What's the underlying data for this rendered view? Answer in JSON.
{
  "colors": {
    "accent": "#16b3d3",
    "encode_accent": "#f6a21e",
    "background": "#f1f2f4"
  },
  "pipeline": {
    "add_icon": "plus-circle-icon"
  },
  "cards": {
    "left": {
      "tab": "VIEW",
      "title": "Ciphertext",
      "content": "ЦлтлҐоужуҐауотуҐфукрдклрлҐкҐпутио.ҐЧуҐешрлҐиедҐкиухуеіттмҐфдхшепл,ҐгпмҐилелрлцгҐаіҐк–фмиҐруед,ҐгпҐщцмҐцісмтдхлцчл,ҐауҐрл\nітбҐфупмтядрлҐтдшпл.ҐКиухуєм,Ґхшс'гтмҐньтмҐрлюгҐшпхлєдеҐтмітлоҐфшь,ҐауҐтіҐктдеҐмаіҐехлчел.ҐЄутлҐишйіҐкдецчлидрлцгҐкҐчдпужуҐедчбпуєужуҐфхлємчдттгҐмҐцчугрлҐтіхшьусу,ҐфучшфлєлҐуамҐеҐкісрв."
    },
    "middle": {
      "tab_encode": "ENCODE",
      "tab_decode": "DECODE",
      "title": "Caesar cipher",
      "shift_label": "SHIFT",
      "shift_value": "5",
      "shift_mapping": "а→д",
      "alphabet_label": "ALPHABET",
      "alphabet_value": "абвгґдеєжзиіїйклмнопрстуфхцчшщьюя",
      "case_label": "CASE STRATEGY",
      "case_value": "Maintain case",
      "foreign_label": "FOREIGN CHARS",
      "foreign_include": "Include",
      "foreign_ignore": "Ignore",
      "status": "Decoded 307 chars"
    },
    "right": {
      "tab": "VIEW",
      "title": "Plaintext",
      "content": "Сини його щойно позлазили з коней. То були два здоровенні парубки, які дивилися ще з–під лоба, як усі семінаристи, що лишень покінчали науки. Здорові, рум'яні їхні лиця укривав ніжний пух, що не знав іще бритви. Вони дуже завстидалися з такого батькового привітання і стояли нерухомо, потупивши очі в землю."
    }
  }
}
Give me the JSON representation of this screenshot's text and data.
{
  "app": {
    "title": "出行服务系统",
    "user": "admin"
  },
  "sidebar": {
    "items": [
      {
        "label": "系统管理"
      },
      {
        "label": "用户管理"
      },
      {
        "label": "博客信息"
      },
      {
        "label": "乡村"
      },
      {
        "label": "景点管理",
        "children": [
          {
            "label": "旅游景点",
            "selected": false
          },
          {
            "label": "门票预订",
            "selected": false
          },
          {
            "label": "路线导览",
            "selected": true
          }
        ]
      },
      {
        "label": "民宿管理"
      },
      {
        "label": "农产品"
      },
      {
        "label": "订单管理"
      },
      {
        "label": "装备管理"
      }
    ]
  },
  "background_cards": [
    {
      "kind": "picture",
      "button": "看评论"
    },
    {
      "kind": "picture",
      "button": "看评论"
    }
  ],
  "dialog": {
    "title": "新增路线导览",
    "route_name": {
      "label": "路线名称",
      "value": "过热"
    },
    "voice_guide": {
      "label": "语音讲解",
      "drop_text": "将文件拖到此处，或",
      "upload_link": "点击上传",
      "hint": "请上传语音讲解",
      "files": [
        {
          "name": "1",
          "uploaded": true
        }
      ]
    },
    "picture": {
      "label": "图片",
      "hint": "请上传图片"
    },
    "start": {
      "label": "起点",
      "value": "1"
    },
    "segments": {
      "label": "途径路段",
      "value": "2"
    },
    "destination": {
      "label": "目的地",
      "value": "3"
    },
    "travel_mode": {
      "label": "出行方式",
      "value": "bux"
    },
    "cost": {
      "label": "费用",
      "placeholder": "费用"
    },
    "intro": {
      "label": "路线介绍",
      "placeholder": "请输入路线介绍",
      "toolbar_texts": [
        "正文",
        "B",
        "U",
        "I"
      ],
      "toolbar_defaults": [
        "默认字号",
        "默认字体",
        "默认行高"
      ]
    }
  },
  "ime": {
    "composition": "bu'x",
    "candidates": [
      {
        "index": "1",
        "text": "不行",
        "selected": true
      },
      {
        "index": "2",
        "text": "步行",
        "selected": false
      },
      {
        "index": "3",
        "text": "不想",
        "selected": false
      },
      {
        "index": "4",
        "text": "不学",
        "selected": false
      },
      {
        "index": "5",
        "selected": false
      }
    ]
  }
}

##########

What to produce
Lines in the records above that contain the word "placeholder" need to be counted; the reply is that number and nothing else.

Solved problem
2